[Information supplied — start]

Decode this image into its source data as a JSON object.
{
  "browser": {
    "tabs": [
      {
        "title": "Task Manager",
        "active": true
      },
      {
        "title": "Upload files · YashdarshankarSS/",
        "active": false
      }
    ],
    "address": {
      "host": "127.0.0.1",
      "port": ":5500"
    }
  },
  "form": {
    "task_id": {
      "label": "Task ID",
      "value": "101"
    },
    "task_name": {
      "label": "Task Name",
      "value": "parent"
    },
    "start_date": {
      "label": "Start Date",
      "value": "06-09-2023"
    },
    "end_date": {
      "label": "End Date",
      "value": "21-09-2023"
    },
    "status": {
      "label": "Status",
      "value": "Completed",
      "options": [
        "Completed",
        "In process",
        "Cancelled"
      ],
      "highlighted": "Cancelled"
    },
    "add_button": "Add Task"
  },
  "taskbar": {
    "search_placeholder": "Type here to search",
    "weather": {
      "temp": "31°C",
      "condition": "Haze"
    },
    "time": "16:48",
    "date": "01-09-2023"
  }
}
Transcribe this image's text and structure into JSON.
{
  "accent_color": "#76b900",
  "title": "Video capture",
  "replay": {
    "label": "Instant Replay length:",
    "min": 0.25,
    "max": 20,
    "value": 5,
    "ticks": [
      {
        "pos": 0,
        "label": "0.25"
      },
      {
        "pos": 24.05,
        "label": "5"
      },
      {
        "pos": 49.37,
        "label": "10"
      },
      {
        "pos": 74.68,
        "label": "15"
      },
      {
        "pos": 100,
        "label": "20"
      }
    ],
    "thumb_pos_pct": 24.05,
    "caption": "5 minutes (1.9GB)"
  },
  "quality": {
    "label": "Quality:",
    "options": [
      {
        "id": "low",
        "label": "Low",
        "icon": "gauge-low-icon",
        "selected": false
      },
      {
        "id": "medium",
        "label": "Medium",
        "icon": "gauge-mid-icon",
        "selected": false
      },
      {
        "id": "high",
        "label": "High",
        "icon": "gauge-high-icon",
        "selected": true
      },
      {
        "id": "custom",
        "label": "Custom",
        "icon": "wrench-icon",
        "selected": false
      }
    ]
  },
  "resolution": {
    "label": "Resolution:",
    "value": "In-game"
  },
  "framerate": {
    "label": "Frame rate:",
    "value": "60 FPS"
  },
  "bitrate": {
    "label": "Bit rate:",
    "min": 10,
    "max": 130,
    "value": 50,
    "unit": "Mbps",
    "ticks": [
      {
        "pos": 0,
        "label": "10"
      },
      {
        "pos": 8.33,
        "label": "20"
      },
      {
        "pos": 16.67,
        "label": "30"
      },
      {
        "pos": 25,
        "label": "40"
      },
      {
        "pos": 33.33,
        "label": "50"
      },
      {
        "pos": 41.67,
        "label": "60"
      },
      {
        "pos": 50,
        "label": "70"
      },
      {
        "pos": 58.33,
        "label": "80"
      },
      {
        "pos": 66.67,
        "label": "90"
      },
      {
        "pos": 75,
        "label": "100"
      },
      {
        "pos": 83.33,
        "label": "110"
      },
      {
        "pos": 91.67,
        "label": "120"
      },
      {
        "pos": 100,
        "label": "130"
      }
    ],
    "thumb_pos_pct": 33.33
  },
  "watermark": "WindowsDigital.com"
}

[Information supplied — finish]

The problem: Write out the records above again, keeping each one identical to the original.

Solution to the exercise:
Decode this image into its source data as a JSON object.
{
  "browser": {
    "tabs": [
      {
        "title": "Task Manager",
        "active": true
      },
      {
        "title": "Upload files · YashdarshankarSS/",
        "active": false
      }
    ],
    "address": {
      "host": "127.0.0.1",
      "port": ":5500"
    }
  },
  "form": {
    "task_id": {
      "label": "Task ID",
      "value": "101"
    },
    "task_name": {
      "label": "Task Name",
      "value": "parent"
    },
    "start_date": {
      "label": "Start Date",
      "value": "06-09-2023"
    },
    "end_date": {
      "label": "End Date",
      "value": "21-09-2023"
    },
    "status": {
      "label": "Status",
      "value": "Completed",
      "options": [
        "Completed",
        "In process",
        "Cancelled"
      ],
      "highlighted": "Cancelled"
    },
    "add_button": "Add Task"
  },
  "taskbar": {
    "search_placeholder": "Type here to search",
    "weather": {
      "temp": "31°C",
      "condition": "Haze"
    },
    "time": "16:48",
    "date": "01-09-2023"
  }
}
Transcribe this image's text and structure into JSON.
{
  "accent_color": "#76b900",
  "title": "Video capture",
  "replay": {
    "label": "Instant Replay length:",
    "min": 0.25,
    "max": 20,
    "value": 5,
    "ticks": [
      {
        "pos": 0,
        "label": "0.25"
      },
      {
        "pos": 24.05,
        "label": "5"
      },
      {
        "pos": 49.37,
        "label": "10"
      },
      {
        "pos": 74.68,
        "label": "15"
      },
      {
        "pos": 100,
        "label": "20"
      }
    ],
    "thumb_pos_pct": 24.05,
    "caption": "5 minutes (1.9GB)"
  },
  "quality": {
    "label": "Quality:",
    "options": [
      {
        "id": "low",
        "label": "Low",
        "icon": "gauge-low-icon",
        "selected": false
      },
      {
        "id": "medium",
        "label": "Medium",
        "icon": "gauge-mid-icon",
        "selected": false
      },
      {
        "id": "high",
        "label": "High",
        "icon": "gauge-high-icon",
        "selected": true
      },
      {
        "id": "custom",
        "label": "Custom",
        "icon": "wrench-icon",
        "selected": false
      }
    ]
  },
  "resolution": {
    "label": "Resolution:",
    "value": "In-game"
  },
  "framerate": {
    "label": "Frame rate:",
    "value": "60 FPS"
  },
  "bitrate": {
    "label": "Bit rate:",
    "min": 10,
    "max": 130,
    "value": 50,
    "unit": "Mbps",
    "ticks": [
      {
        "pos": 0,
        "label": "10"
      },
      {
        "pos": 8.33,
        "label": "20"
      },
      {
        "pos": 16.67,
        "label": "30"
      },
      {
        "pos": 25,
        "label": "40"
      },
      {
        "pos": 33.33,
        "label": "50"
      },
      {
        "pos": 41.67,
        "label": "60"
      },
      {
        "pos": 50,
        "label": "70"
      },
      {
        "pos": 58.33,
        "label": "80"
      },
      {
        "pos": 66.67,
        "label": "90"
      },
      {
        "pos": 75,
        "label": "100"
      },
      {
        "pos": 83.33,
        "label": "110"
      },
      {
        "pos": 91.67,
        "label": "120"
      },
      {
        "pos": 100,
        "label": "130"
      }
    ],
    "thumb_pos_pct": 33.33
  },
  "watermark": "WindowsDigital.com"
}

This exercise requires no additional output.